What can we do better or for less? The answer is nothing but become a retail nation and tourist destination. Or slaughter the hogs now before it's too late. Bush is a fat hog on the hit list. So "are you with us or against us?"

[Edited on 28-1-2004 by RANT]



posted on Jan, 28 2004 @ 11:00 PM
link   

Originally posted by RANT
By condoning the actions of Wallstreet based on monetary decisions you damn us all. There is NOTHING anyone in America can do (except stock shelves and serve coffee IN AMERICA) that a PHD in India can't do for $3,000 a year. If you didn't see the 60 Minutes piece you should just to know what we're up against.

Yes it's stupid that a WalMart greeter makes 6 times what a PHD'ed software engineer in India makes but it begs the question...what would you 'retrain' Americans to do?
[Edited on 28-1-2004 by RANT]


THis has NOTHING to do with "condoning" anything. It's REALITY, which as I said in my original post is hard for some of us to deal with..

You see, there is NO CHOICE in this, it's already done. The ONLY choice we have is whether or not we are going to OVERCOME it as we always have in the past.

My fear is that America has become so FAT and HAPPY that we lack the initiative and the motivation to overcome this.

Frankly, your post here doesn't do much to encourage me. The "kill us now because we are sunk" mentality is absolutely LOSER CITY.

THAT is NOT the America I know and love and it is certainly NOT the way I view challenges personally.

This is a REALITY we either must deal with or be dealt with by it. My question is WHAT will we do? Roll over and die? Rise up and CREATE?

I hope for the latter...

PEACE...
m...

[Edited on 1-29-2004 by Springer]



posted on Jan, 30 2004 @ 03:49 PM
link   
you should know the answer... americans will roll over, we roll over on everything else why should this be any different? there are very few fighters left in my opinion.



posted on Jan, 30 2004 @ 04:19 PM
link   
When there is no more middle class consumers left to buy products then we will see what the hugh corporations do then,

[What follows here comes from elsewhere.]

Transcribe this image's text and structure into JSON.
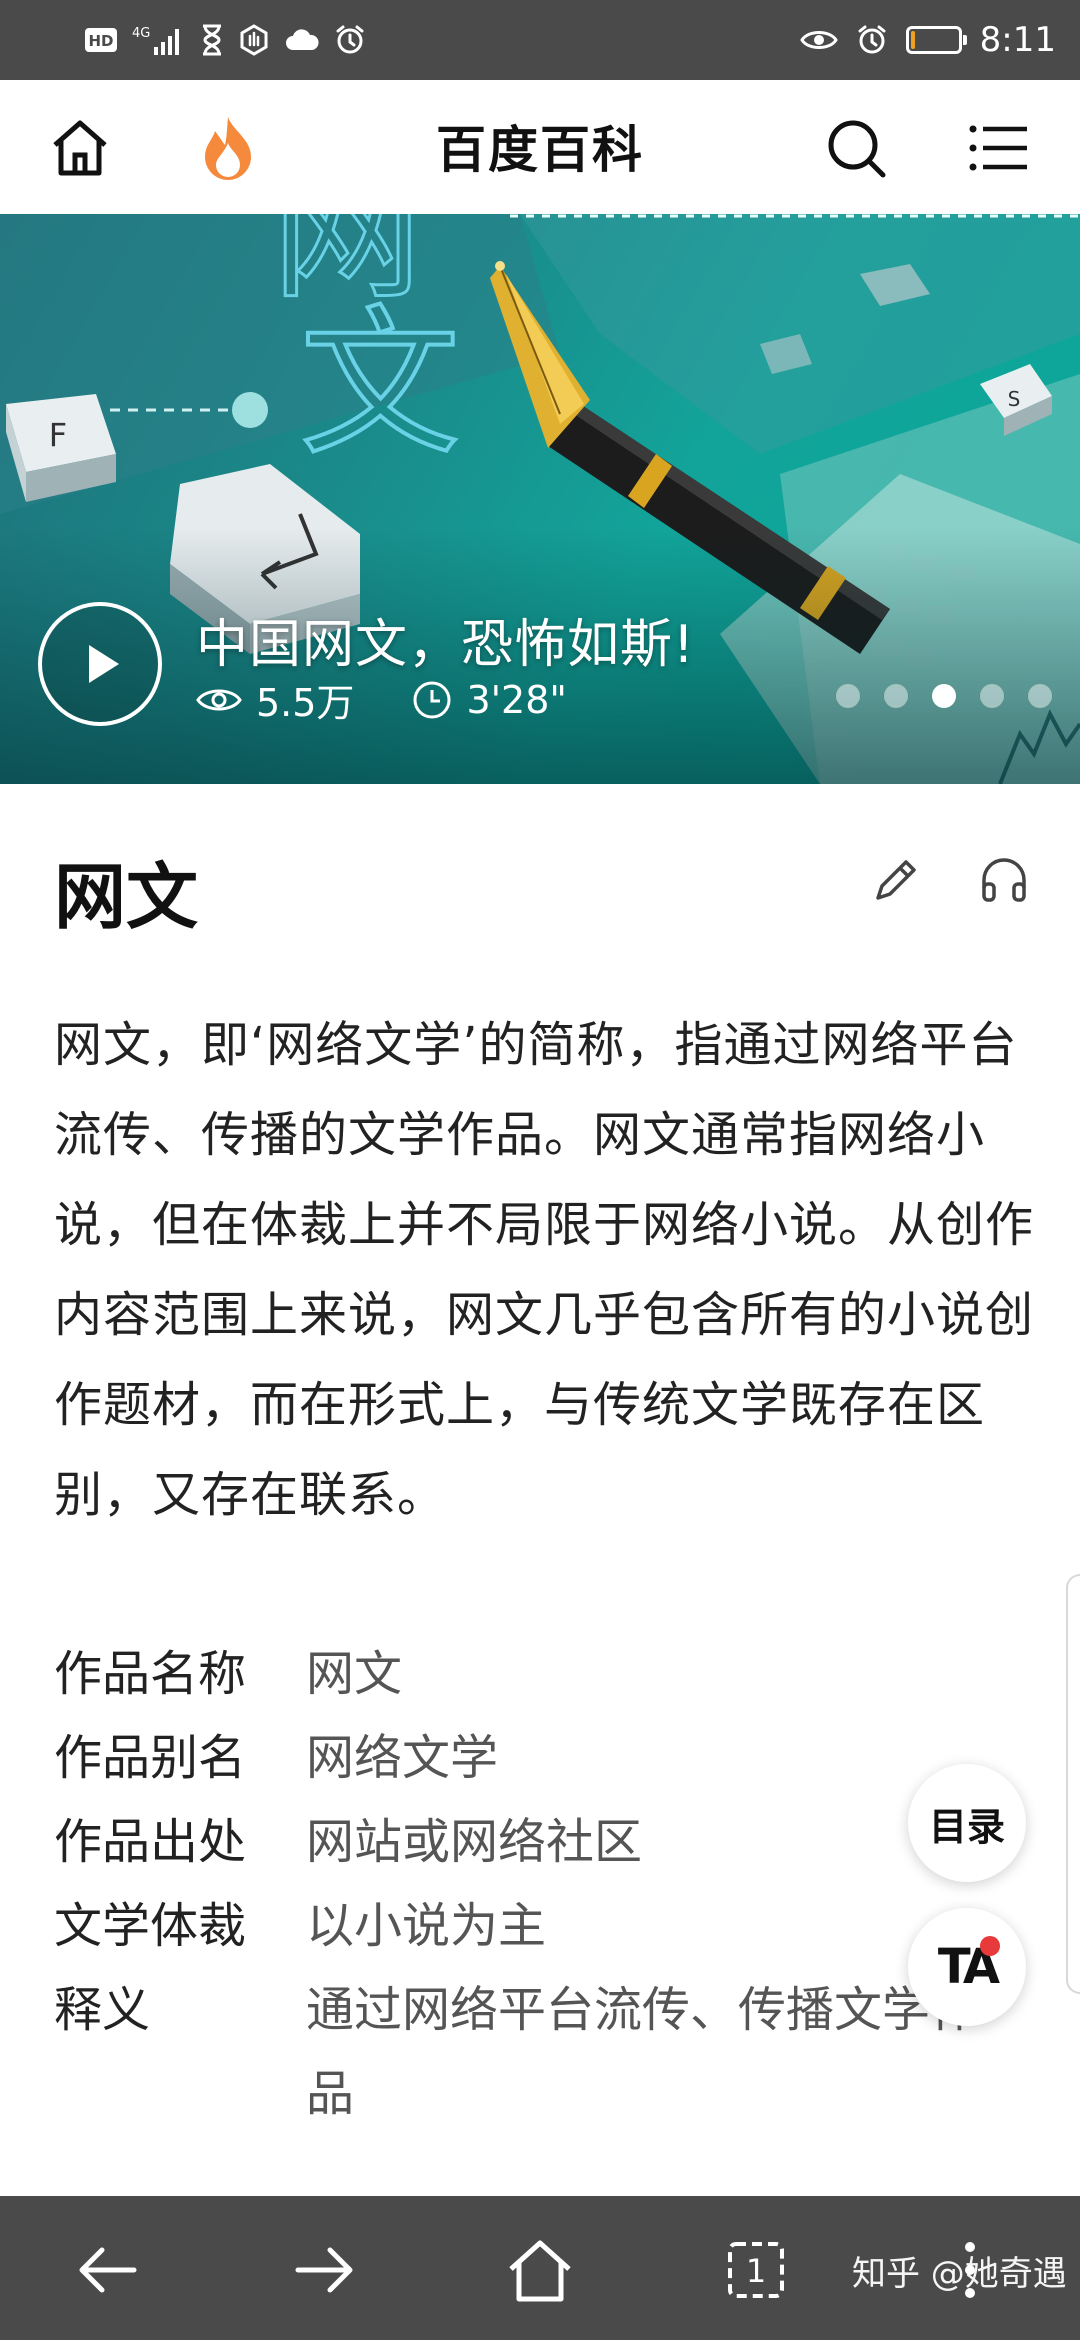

they may attempt to move to foreign shores to serve new markets,

but they would lose security of being located in a first world country.

Wealth redistribution on the scale being practiced by the globalists only provides MORE profits as long as there is a cheaper place to do anything. In time it will defeat itself. The lack of investment and concern for one's own citizens will harm these large conglomerates in the long run.



posted on Jan, 30 2004 @ 04:44 PM
link   
My business mind agrees with you 100%, Springer. The rest of me looks at the bigger picture of the overall economy and I'm having trouble figuring out how to make it work.
These "menial" jobs make up probably fifty percent of our workforce in this country as we are mostly "service based" at this point. Manufacturing has almost completely dissapeared to off shore companies in China ect.. We can't exactly train everyone to be a CEO or upper management if there is no one to manage.
You may say something along the lines of "They can manage the employees in India." except for one problem.
Those folks in India are going to figure out that American companies are paying upper management people $200K a year when they have people that can manage for $20K a year. There go the upper positions.
It's a never ending cycle that basically sells out our entire country in the long run.

Like I said, it makes perfect "business" sense. I outsource all the time. The long term implications are a bit frightening though.



posted on Jan, 30 2004 @ 05:10 PM
link   
Making it to the top is as much about politics as it is to do with merit thus making it less desireable for everyone to be at the top.





new topics
top topics
 
0

log in

join